  3. I feel like you've just summed up my past year of life. I found your adoption profile on Pinterest. I've been reading a few of your posts for the past 15 minutes, and I can relate! The intangible loss is something I struggle with almost daily. I've been on fertility medication for about 9 months. It hasn't worked thus far. We started looking into adoption over the summer. Then we took a break. Now we're two days away from our third home study, and our profile book will be published on our facilitator's website shortly thereafter. Deep down I've always known I would adopt, and my husband and I are so blessed to have the means to do so. I have a medical condition that would automatically make any pregnancy high-risk. I'm trying hard to believe that this infertility mess is God's way of saving me from a devastating miscarriage, or worse. Adoption is a blessing and a miracle. I've learned patience I never had nor wanted to have. I've found so much joy in creating our adoption profile, reading books about adoption, and discussing the possibility of our future matches. This hope is God-given. The process has afforded me the opportunity to connect with others who struggle with infertility, and those who have realized the Plan was adoption (maybe all along). I am thankful for your story and the fact that you decided to share such a personal and intimate part of your life. There are times I want to scream at the top of my lungs that I am infertile and THAT is why we don't have kids yet!!! There are also times I want to bury myself under the covers and hide and cry. But there is never a time I don't praise God for the gift of adoption. I am praying for the birth mothers and for their unborn children in hopes that they find the perfect family for their little ones. God has a bigger, and ultimately better, plan for us. Just have to remember this is not about me. And it's hard. Especially when my friends have babies, are pregnant, and are announcing every stretch of baby bump on social media.
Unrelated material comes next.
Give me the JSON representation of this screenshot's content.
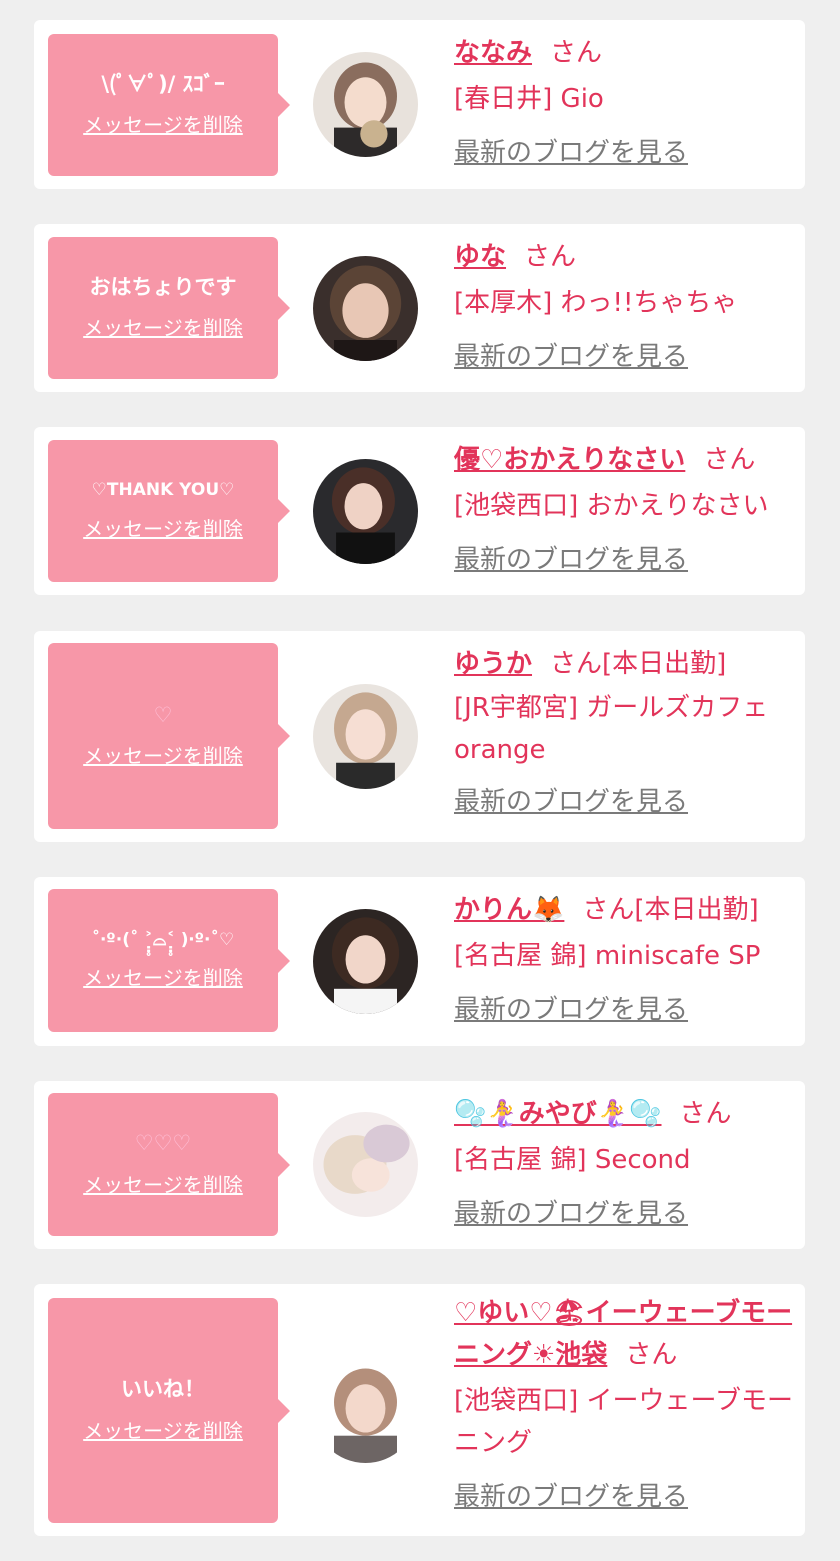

It's a slap in the face every time, but I want the child God destined for me, not their children. Would I like to have a little boy with my husband's sparkling blue eyes, or a little girl with my slightly crooked smile? Absolutely. But that just might not be what this is all about. There just might be more to our lives than spitting images...God's image is the one for which we really should strive.

    You are a blessing, and I am so glad you are here. I hope you and your beautiful family had a wonderful Christmas, and have a Happy New Year.

    Love, Karen